Farmers chopped down the native cottonwood and willow groves to plant crops. Engineers forced the river into channels to make sure it behaved itself. Government agencies stocked the river with sport fish that feasted on the unglamorous native species.
All that has resulted in the collapse of native wildlife populations. The once abundant bonytail, humpback chub and razorback sucker flsh are on the endangered species list. Only 5% of the lower river corridor’s cottonwood-willow groves are left. The Southwestern willow flycatcher also is endangered, along with the Yuma clapper rail.
In 1997 the U.S. Fish and Wildlife Service ruled that the U.S. Bureau of Reclamation’s dam and water diversion operations on the Colorado threatened the existence of the flycatcher, bonytail and sucker, requiring the bureau to take action to offset the environmental harm.

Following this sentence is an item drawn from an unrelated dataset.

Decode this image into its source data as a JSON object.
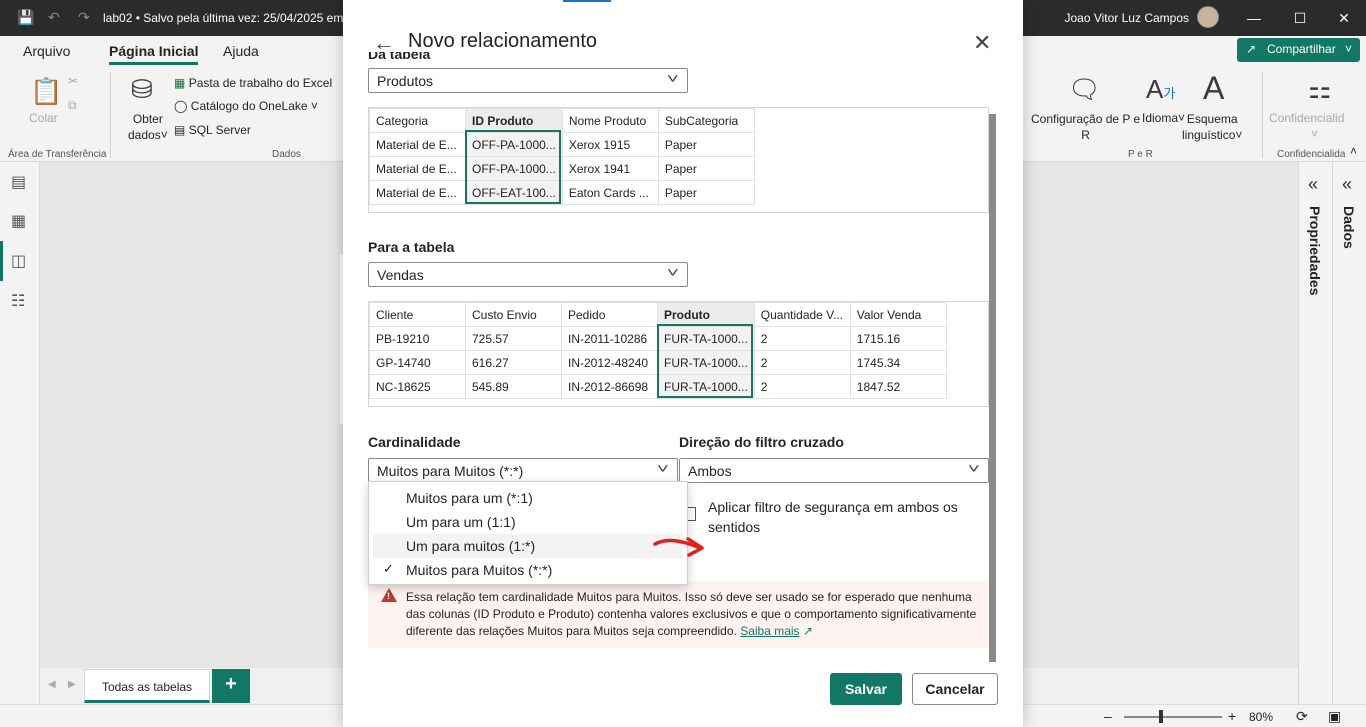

That prompted development of the conservation plan Norton is to sign at a ceremony at Hoover Dam.
By improving habitat for 26 species, many of them birds, the program is designed to keep reclamation and regional water agencies from running afoul of environmental laws that could interfere with, or even shut down, their operations.
The federal government will pay half the $626-million cost of the program, with water users in California, Nevada and Arizona paying the rest.
The price tag includes flsh stocking, purchase of private land to convert to cottonwood groves and purchase of water to irrigate the groves. Without nature’s floods, the trees will need watering, which will also create moist conditions favored by insects the birds can eat.
“It’s kind of like the Disneyland version,” complained Pitt.
Instead of creating habitat that has to be artificially maintained, Environmental Defense and other groups urged reclamation to modify its dam operations to periodically mimic nature, creating small controlled floods.
But water managers rejected that approach as impractical.
Federal biologists say wildlife will be better off under the program than under existing conditions.
“I think the [project] is going to establish this acreage of restored riparian habitat that isn’t available today,” said Sam Spiller, lower Colorado River coordinator for the U.S. Fish and Wildlife Service.
“It’s going to increase the ability to move birds through the area successfully…. It’s going to provide the capability to manage fish and release them. And that’s more than is being done today,” he added.